  23. ^ Neuwirth, Angelika (2011). Der Koran : Handkommentar mit Übersetzung. Verlag der Weltreligionen. ISBN 9783458700340.
  24. ^ Rowley, John (17 May 2015). "The Inghamasi: ISIL's New Way of War". Small Wars Journal. Retrieved 30 November 2019.
  25. ^ Hodge, Adam (2007-04-11). Discourse, War and Terrorism. p. 151. ISBN 9789027292681. Retrieved 30 November 2019.
  26. ^ Glasse, Cyril (2001). The New Encyclopedia of Islam. California: Altamira Press. pp. 255–56. ISBN 978-0759101890.
  27. ^ Bhala, Raj (2011). Understanding Islamic Law: Sharīʻa. LexisNexis. ISBN 978-1-4224-1748-5.

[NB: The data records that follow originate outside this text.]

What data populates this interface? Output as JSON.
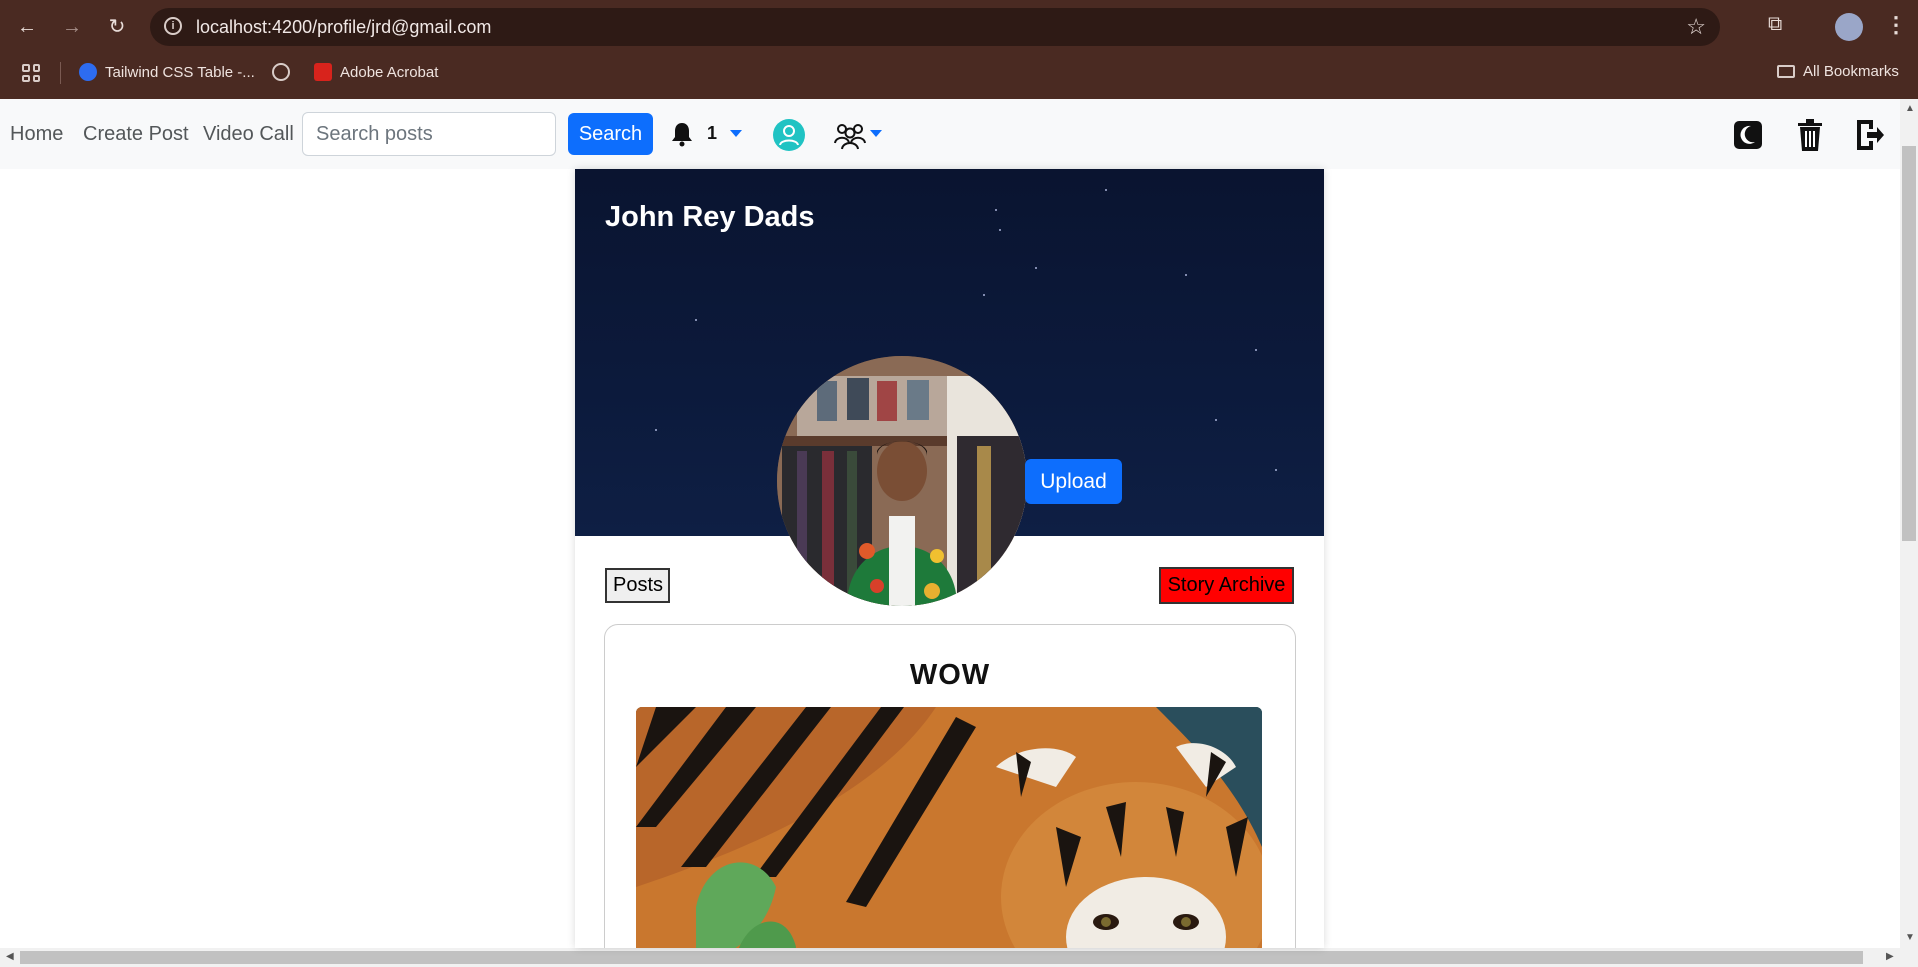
{
  "browser": {
    "url": "localhost:4200/profile/jrd@gmail.com",
    "bookmarks": [
      {
        "label": "Tailwind CSS Table -...",
        "icon": "tailwind-icon"
      },
      {
        "label": "",
        "icon": "globe-icon"
      },
      {
        "label": "Adobe Acrobat",
        "icon": "acrobat-icon"
      }
    ],
    "all_bookmarks": "All Bookmarks"
  },
  "navbar": {
    "home": "Home",
    "create_post": "Create Post",
    "video_call": "Video Call",
    "search_placeholder": "Search posts",
    "search_button": "Search",
    "notification_count": "1",
    "colors": {
      "primary": "#0d6efd",
      "user": "#20c3c3"
    }
  },
  "profile": {
    "name": "John Rey Dads",
    "upload_button": "Upload",
    "posts_button": "Posts",
    "story_archive_button": "Story Archive",
    "colors": {
      "story_archive": "#ff0000",
      "cover": "#0c1a3c"
    }
  },
  "post": {
    "title": "WOW",
    "image": "tiger-photo"
  }
}
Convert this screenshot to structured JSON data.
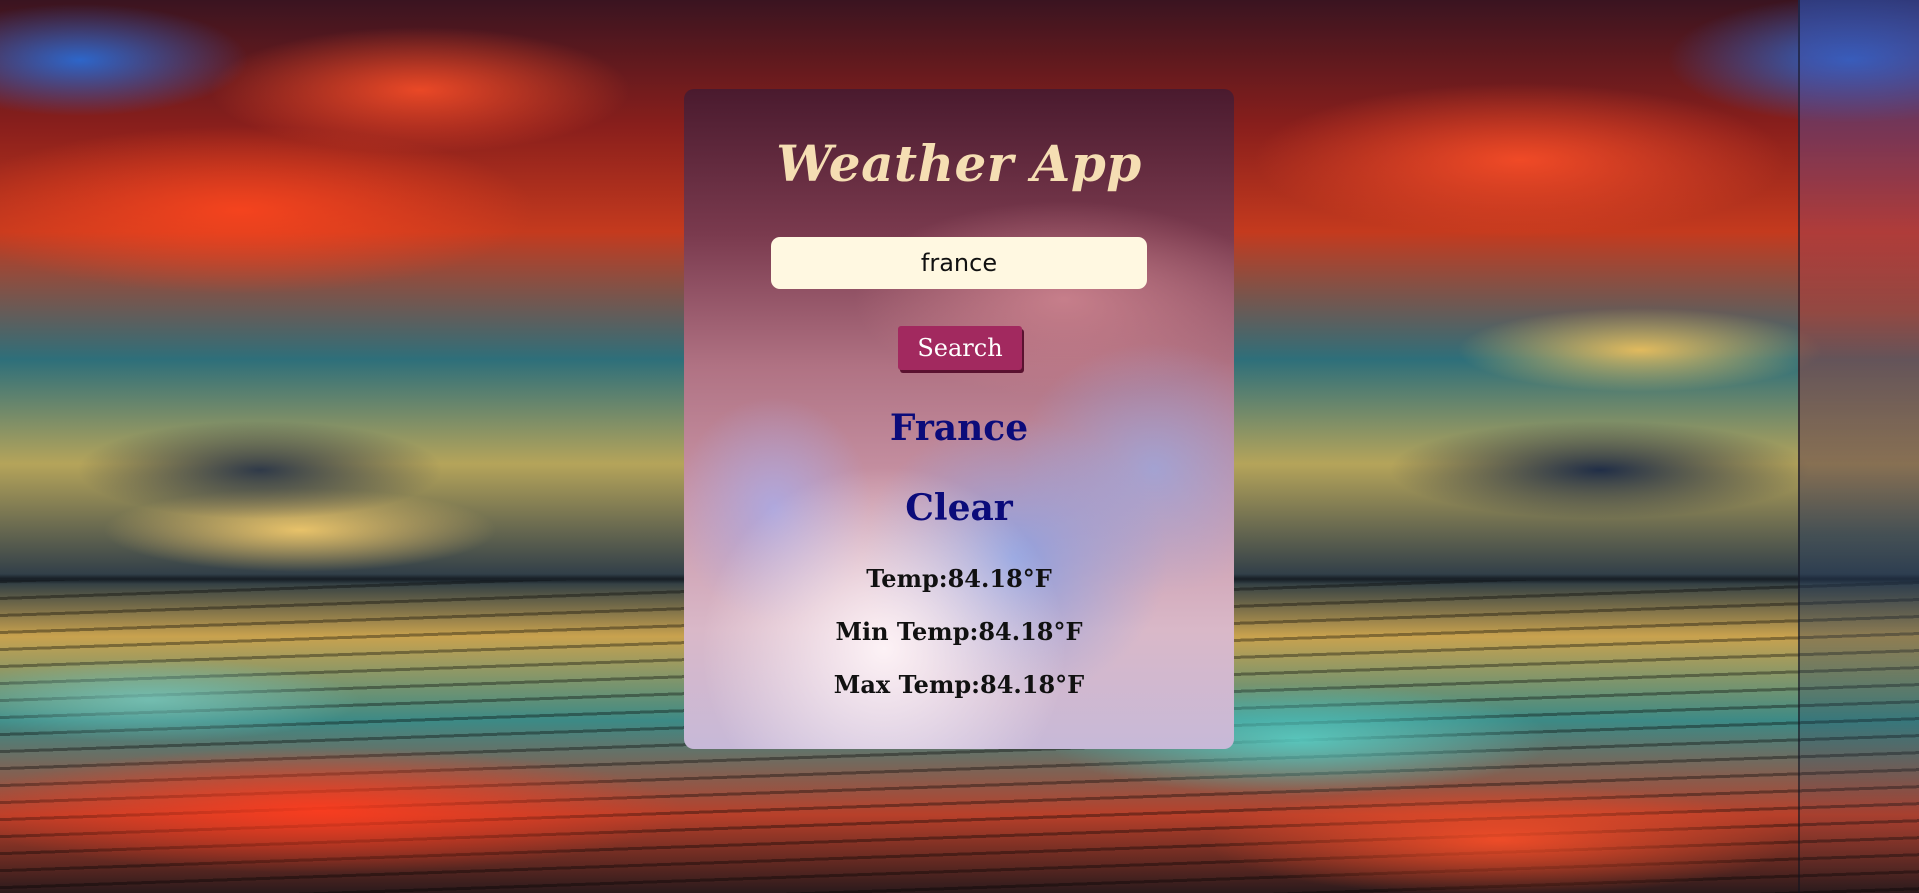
{
  "app": {
    "title": "Weather App"
  },
  "search": {
    "value": "france",
    "placeholder": "",
    "button_label": "Search"
  },
  "result": {
    "city": "France",
    "condition": "Clear",
    "temp_label": "Temp:",
    "temp_value": "84.18°F",
    "min_label": "Min Temp:",
    "min_value": "84.18°F",
    "max_label": "Max Temp:",
    "max_value": "84.18°F"
  },
  "colors": {
    "title": "#f5deb3",
    "button": "#a2295f",
    "input_bg": "#fff8e1",
    "heading_text": "#0b0b7a"
  }
}
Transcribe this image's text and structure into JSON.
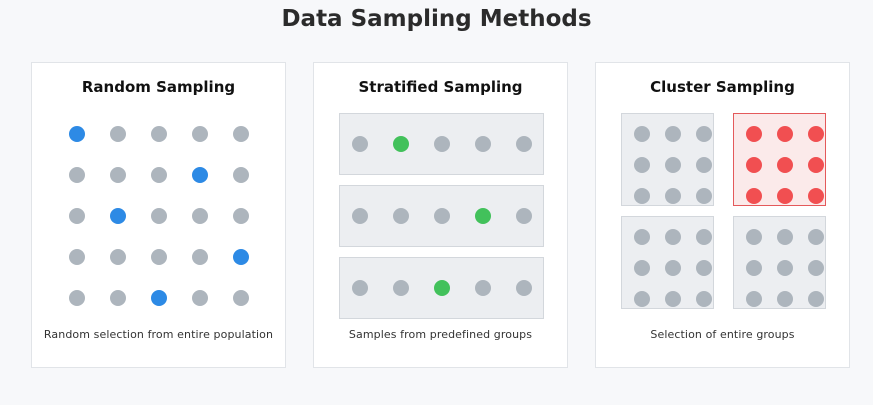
{
  "title": "Data Sampling Methods",
  "colors": {
    "unselected": "#adb5bd",
    "random_selected": "#2d8ae5",
    "stratified_selected": "#42c15b",
    "cluster_selected": "#f14f51"
  },
  "panels": {
    "random": {
      "title": "Random Sampling",
      "caption": "Random selection from entire population",
      "rows": 5,
      "cols": 5,
      "selected": [
        [
          0,
          0
        ],
        [
          1,
          3
        ],
        [
          2,
          1
        ],
        [
          3,
          4
        ],
        [
          4,
          2
        ]
      ]
    },
    "stratified": {
      "title": "Stratified Sampling",
      "caption": "Samples from predefined groups",
      "groups": 3,
      "items_per_group": 5,
      "selected_index": [
        1,
        3,
        2
      ]
    },
    "cluster": {
      "title": "Cluster Sampling",
      "caption": "Selection of entire groups",
      "clusters": 4,
      "items_per_side": 3,
      "selected_cluster": 1
    }
  }
}
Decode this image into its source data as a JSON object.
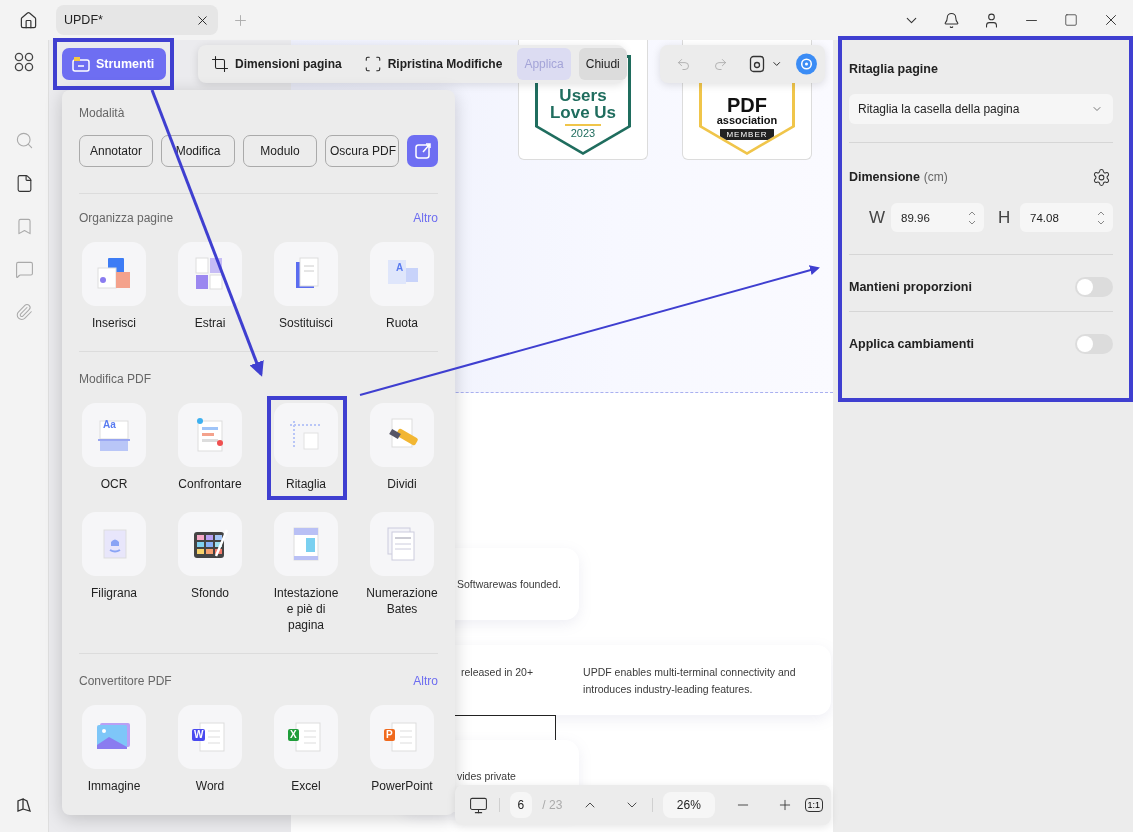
{
  "title_bar": {
    "tab": {
      "title": "UPDF*"
    }
  },
  "tools_button": {
    "label": "Strumenti",
    "selected": true
  },
  "crop_toolbar": {
    "buttons": [
      {
        "kind": "page-size",
        "label": "Dimensioni pagina",
        "disabled": false
      },
      {
        "kind": "reset",
        "label": "Ripristina Modifiche",
        "disabled": false
      },
      {
        "kind": "text",
        "label": "Applica",
        "disabled": true
      },
      {
        "kind": "text",
        "label": "Chiudi",
        "disabled": false
      }
    ]
  },
  "document": {
    "badges": [
      {
        "kind": "shield",
        "lines": [
          "Users",
          "Love Us"
        ],
        "caption": "2023"
      },
      {
        "kind": "member",
        "lines": [
          "PDF",
          "association"
        ],
        "caption": "MEMBER"
      }
    ],
    "cards": [
      {
        "kind": "single",
        "texts": [
          "Softwarewas founded."
        ]
      },
      {
        "kind": "split",
        "texts": [
          "released in 20+",
          "UPDF enables multi-terminal connectivity and introduces industry-leading features."
        ]
      },
      {
        "kind": "outline"
      },
      {
        "kind": "single",
        "texts": [
          "vides private"
        ]
      }
    ]
  },
  "tools_menu": {
    "modes": {
      "title": "Modalità",
      "buttons": [
        "Annotator",
        "Modifica",
        "Modulo",
        "Oscura PDF"
      ]
    },
    "sections": [
      {
        "title": "Organizza pagine",
        "more": "Altro",
        "items": [
          {
            "kind": "insert",
            "label": "Inserisci"
          },
          {
            "kind": "extract",
            "label": "Estrai"
          },
          {
            "kind": "replace",
            "label": "Sostituisci"
          },
          {
            "kind": "rotate",
            "label": "Ruota",
            "icon_text": "A"
          }
        ]
      },
      {
        "title": "Modifica PDF",
        "items": [
          {
            "kind": "ocr",
            "label": "OCR",
            "icon_text": "Aa"
          },
          {
            "kind": "compare",
            "label": "Confrontare"
          },
          {
            "kind": "crop",
            "label": "Ritaglia"
          },
          {
            "kind": "split",
            "label": "Dividi"
          },
          {
            "kind": "watermark",
            "label": "Filigrana"
          },
          {
            "kind": "background",
            "label": "Sfondo"
          },
          {
            "kind": "header",
            "label": "Intestazione e piè di pagina"
          },
          {
            "kind": "bates",
            "label": "Numerazione Bates"
          }
        ]
      },
      {
        "title": "Convertitore PDF",
        "more": "Altro",
        "items": [
          {
            "kind": "image",
            "label": "Immagine"
          },
          {
            "kind": "word",
            "label": "Word",
            "icon_text": "W"
          },
          {
            "kind": "excel",
            "label": "Excel",
            "icon_text": "X"
          },
          {
            "kind": "powerpoint",
            "label": "PowerPoint",
            "icon_text": "P"
          }
        ]
      }
    ]
  },
  "page_nav": {
    "page": "6",
    "total": "/ 23",
    "zoom": "26%",
    "actual_size": "1:1"
  },
  "crop_panel": {
    "title": "Ritaglia pagine",
    "select": {
      "value": "Ritaglia la casella della pagina"
    },
    "dimension": {
      "label": "Dimensione",
      "unit": "(cm)",
      "fields": [
        {
          "label": "W",
          "value": "89.96"
        },
        {
          "label": "H",
          "value": "74.08"
        }
      ]
    },
    "toggles": [
      {
        "label": "Mantieni proporzioni",
        "on": false
      },
      {
        "label": "Applica cambiamenti",
        "on": false
      }
    ]
  }
}
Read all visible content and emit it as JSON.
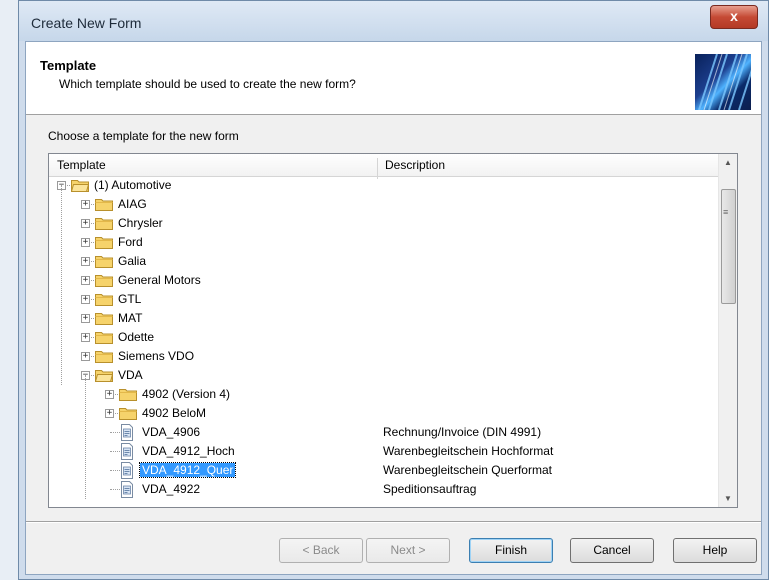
{
  "window": {
    "title": "Create New Form",
    "close_glyph": "x"
  },
  "header": {
    "title": "Template",
    "subtitle": "Which template should be used to create the new form?",
    "logo_icon": "wizard-graphic-icon"
  },
  "choose_label": "Choose a template for the new form",
  "columns": {
    "template": "Template",
    "description": "Description"
  },
  "tree": [
    {
      "label": "(1) Automotive",
      "type": "folder",
      "level": 0,
      "expanded": true,
      "description": ""
    },
    {
      "label": "AIAG",
      "type": "folder",
      "level": 1,
      "expanded": false,
      "description": ""
    },
    {
      "label": "Chrysler",
      "type": "folder",
      "level": 1,
      "expanded": false,
      "description": ""
    },
    {
      "label": "Ford",
      "type": "folder",
      "level": 1,
      "expanded": false,
      "description": ""
    },
    {
      "label": "Galia",
      "type": "folder",
      "level": 1,
      "expanded": false,
      "description": ""
    },
    {
      "label": "General Motors",
      "type": "folder",
      "level": 1,
      "expanded": false,
      "description": ""
    },
    {
      "label": "GTL",
      "type": "folder",
      "level": 1,
      "expanded": false,
      "description": ""
    },
    {
      "label": "MAT",
      "type": "folder",
      "level": 1,
      "expanded": false,
      "description": ""
    },
    {
      "label": "Odette",
      "type": "folder",
      "level": 1,
      "expanded": false,
      "description": ""
    },
    {
      "label": "Siemens VDO",
      "type": "folder",
      "level": 1,
      "expanded": false,
      "description": ""
    },
    {
      "label": "VDA",
      "type": "folder",
      "level": 1,
      "expanded": true,
      "description": ""
    },
    {
      "label": "4902 (Version 4)",
      "type": "folder",
      "level": 2,
      "expanded": false,
      "description": ""
    },
    {
      "label": "4902 BeloM",
      "type": "folder",
      "level": 2,
      "expanded": false,
      "description": ""
    },
    {
      "label": "VDA_4906",
      "type": "file",
      "level": 2,
      "description": "Rechnung/Invoice (DIN 4991)"
    },
    {
      "label": "VDA_4912_Hoch",
      "type": "file",
      "level": 2,
      "description": "Warenbegleitschein Hochformat"
    },
    {
      "label": "VDA_4912_Quer",
      "type": "file",
      "level": 2,
      "selected": true,
      "description": "Warenbegleitschein Querformat"
    },
    {
      "label": "VDA_4922",
      "type": "file",
      "level": 2,
      "description": "Speditionsauftrag"
    }
  ],
  "buttons": {
    "back": "< Back",
    "next": "Next >",
    "finish": "Finish",
    "cancel": "Cancel",
    "help": "Help"
  },
  "colors": {
    "selection": "#3399ff",
    "folder": "#f6d36b",
    "close": "#c54a35"
  }
}
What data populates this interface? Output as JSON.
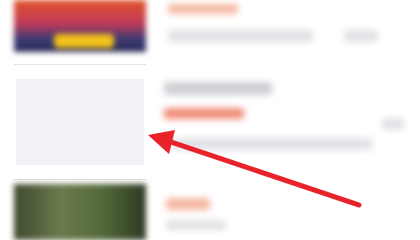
{
  "list": {
    "items": [
      {
        "thumbnail": "blurred-photo-colorful"
      },
      {
        "thumbnail": "placeholder-empty"
      },
      {
        "thumbnail": "blurred-photo-green"
      }
    ]
  },
  "annotation": {
    "arrow_color": "#e8232a",
    "points_to": "placeholder-thumbnail"
  },
  "colors": {
    "placeholder_fill": "#f1f1f6",
    "accent_text": "#f08b77"
  }
}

  28. ^ Martin, Richard C. (2004). Encyclopedia of Islam and the Muslim World. Macmillan Reference USA. p. 390. ISBN 978-0028656038.
  29. ^ "Quran 2:216 Translation Yusuf Ali (Orig. 1938)". Islam Awakened. Retrieved 22 January 2020.
  30. ^ Ali, Yusuf. The Holy Qur'an: Text, Translation and Commentary, note 295-298.
  31. ^ Walid A. Saleh. The Formation of the Classical Tafsīr Tradition, pp. 102-105, note 5.
  32. ^ Asad, Mohammad. The Message of the Quran, Surah 2:256, note 249. The term din denotes both the contents of and the compliance with a morally binding law consequently, it signifies "religion" in the widest sense of this term, extending over all that pertains to its doctrinal contents and their practical implications, as well as to man's attitude towards the object of his worship, thus comprising also the concept of "faith". The rendering of din as "religion", "faith", "religious law" or "moral law" (see note [3] on 109:6) depends on the context in which this term is used. On the strength of the above categorical prohibition of coercion (ikrah) in anything that pertains to faith or religion, all Islamic jurists (fuqaha'), without any exception, hold that forcible conversion is under all circumstances null and void, and that any attempt at coercing a non-believer to accept the faith of Islam is a grievous sin: a verdict which disposes of the widespread fallacy that Islam places before the unbelievers the alternative of "conversion or the sword".
  33. ^ a b "Quran 2:282 Translation Yusuf Ali (Orig. 1938)". Islam Awakened. Retrieved 22 January 2020.
  34. ^ Raymond, Farrin (2014). Structure and Qur'anic interpretation : a study of symmetry and coherence in Islam's holy text (First ed.). Ashland, Oregon. ISBN 9781935952985. OCLC 860756355.
  35. ^ "Surah Al-Baqarah [2:143]". Surah Al-Baqarah [2:143]. Retrieved 2019-02-12.

External linksEdit